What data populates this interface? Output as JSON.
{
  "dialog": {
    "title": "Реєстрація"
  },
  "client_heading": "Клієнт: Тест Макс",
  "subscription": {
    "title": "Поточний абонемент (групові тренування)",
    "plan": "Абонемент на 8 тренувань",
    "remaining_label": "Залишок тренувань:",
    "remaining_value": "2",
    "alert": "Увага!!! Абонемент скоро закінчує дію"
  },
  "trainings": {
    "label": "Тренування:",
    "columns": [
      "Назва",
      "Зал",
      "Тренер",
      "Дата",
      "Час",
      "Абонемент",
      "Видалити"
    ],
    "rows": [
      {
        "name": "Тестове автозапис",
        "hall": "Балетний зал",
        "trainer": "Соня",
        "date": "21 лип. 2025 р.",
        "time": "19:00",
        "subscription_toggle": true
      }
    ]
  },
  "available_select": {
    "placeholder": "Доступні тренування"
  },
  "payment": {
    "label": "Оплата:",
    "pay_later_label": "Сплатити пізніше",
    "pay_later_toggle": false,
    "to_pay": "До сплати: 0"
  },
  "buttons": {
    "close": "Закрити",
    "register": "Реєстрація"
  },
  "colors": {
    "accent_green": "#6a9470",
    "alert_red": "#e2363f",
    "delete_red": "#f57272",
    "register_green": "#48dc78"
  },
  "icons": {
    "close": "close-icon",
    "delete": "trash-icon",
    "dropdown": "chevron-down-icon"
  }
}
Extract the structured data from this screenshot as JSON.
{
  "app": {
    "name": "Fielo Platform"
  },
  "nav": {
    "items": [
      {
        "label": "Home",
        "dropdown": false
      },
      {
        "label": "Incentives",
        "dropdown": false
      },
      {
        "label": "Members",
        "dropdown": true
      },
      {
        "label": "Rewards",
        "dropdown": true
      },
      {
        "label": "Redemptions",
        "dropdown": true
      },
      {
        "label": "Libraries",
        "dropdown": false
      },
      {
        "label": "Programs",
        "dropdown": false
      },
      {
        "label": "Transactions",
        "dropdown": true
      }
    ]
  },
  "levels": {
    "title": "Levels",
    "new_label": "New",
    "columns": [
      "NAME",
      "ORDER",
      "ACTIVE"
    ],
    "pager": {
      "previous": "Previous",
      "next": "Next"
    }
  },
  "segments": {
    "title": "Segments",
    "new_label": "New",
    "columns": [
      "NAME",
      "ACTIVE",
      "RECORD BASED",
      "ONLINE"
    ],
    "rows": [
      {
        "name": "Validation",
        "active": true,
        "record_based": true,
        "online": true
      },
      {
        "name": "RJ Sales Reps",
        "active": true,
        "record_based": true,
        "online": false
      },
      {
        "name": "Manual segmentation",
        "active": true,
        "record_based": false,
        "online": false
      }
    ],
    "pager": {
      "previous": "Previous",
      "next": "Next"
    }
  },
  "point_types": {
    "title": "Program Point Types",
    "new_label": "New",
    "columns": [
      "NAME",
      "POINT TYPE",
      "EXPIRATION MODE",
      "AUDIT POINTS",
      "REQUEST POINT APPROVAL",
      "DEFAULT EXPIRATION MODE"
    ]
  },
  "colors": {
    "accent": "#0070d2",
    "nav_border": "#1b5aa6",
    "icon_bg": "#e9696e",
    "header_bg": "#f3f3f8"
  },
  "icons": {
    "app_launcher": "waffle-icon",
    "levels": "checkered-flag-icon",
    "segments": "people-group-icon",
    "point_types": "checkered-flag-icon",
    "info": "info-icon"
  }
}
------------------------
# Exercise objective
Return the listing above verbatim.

# Task output
What data populates this interface? Output as JSON.
{
  "dialog": {
    "title": "Реєстрація"
  },
  "client_heading": "Клієнт: Тест Макс",
  "subscription": {
    "title": "Поточний абонемент (групові тренування)",
    "plan": "Абонемент на 8 тренувань",
    "remaining_label": "Залишок тренувань:",
    "remaining_value": "2",
    "alert": "Увага!!! Абонемент скоро закінчує дію"
  },
  "trainings": {
    "label": "Тренування:",
    "columns": [
      "Назва",
      "Зал",
      "Тренер",
      "Дата",
      "Час",
      "Абонемент",
      "Видалити"
    ],
    "rows": [
      {
        "name": "Тестове автозапис",
        "hall": "Балетний зал",
        "trainer": "Соня",
        "date": "21 лип. 2025 р.",
        "time": "19:00",
        "subscription_toggle": true
      }
    ]
  },
  "available_select": {
    "placeholder": "Доступні тренування"
  },
  "payment": {
    "label": "Оплата:",
    "pay_later_label": "Сплатити пізніше",
    "pay_later_toggle": false,
    "to_pay": "До сплати: 0"
  },
  "buttons": {
    "close": "Закрити",
    "register": "Реєстрація"
  },
  "colors": {
    "accent_green": "#6a9470",
    "alert_red": "#e2363f",
    "delete_red": "#f57272",
    "register_green": "#48dc78"
  },
  "icons": {
    "close": "close-icon",
    "delete": "trash-icon",
    "dropdown": "chevron-down-icon"
  }
}
Extract the structured data from this screenshot as JSON.
{
  "app": {
    "name": "Fielo Platform"
  },
  "nav": {
    "items": [
      {
        "label": "Home",
        "dropdown": false
      },
      {
        "label": "Incentives",
        "dropdown": false
      },
      {
        "label": "Members",
        "dropdown": true
      },
      {
        "label": "Rewards",
        "dropdown": true
      },
      {
        "label": "Redemptions",
        "dropdown": true
      },
      {
        "label": "Libraries",
        "dropdown": false
      },
      {
        "label": "Programs",
        "dropdown": false
      },
      {
        "label": "Transactions",
        "dropdown": true
      }
    ]
  },
  "levels": {
    "title": "Levels",
    "new_label": "New",
    "columns": [
      "NAME",
      "ORDER",
      "ACTIVE"
    ],
    "pager": {
      "previous": "Previous",
      "next": "Next"
    }
  },
  "segments": {
    "title": "Segments",
    "new_label": "New",
    "columns": [
      "NAME",
      "ACTIVE",
      "RECORD BASED",
      "ONLINE"
    ],
    "rows": [
      {
        "name": "Validation",
        "active": true,
        "record_based": true,
        "online": true
      },
      {
        "name": "RJ Sales Reps",
        "active": true,
        "record_based": true,
        "online": false
      },
      {
        "name": "Manual segmentation",
        "active": true,
        "record_based": false,
        "online": false
      }
    ],
    "pager": {
      "previous": "Previous",
      "next": "Next"
    }
  },
  "point_types": {
    "title": "Program Point Types",
    "new_label": "New",
    "columns": [
      "NAME",
      "POINT TYPE",
      "EXPIRATION MODE",
      "AUDIT POINTS",
      "REQUEST POINT APPROVAL",
      "DEFAULT EXPIRATION MODE"
    ]
  },
  "colors": {
    "accent": "#0070d2",
    "nav_border": "#1b5aa6",
    "icon_bg": "#e9696e",
    "header_bg": "#f3f3f8"
  },
  "icons": {
    "app_launcher": "waffle-icon",
    "levels": "checkered-flag-icon",
    "segments": "people-group-icon",
    "point_types": "checkered-flag-icon",
    "info": "info-icon"
  }
}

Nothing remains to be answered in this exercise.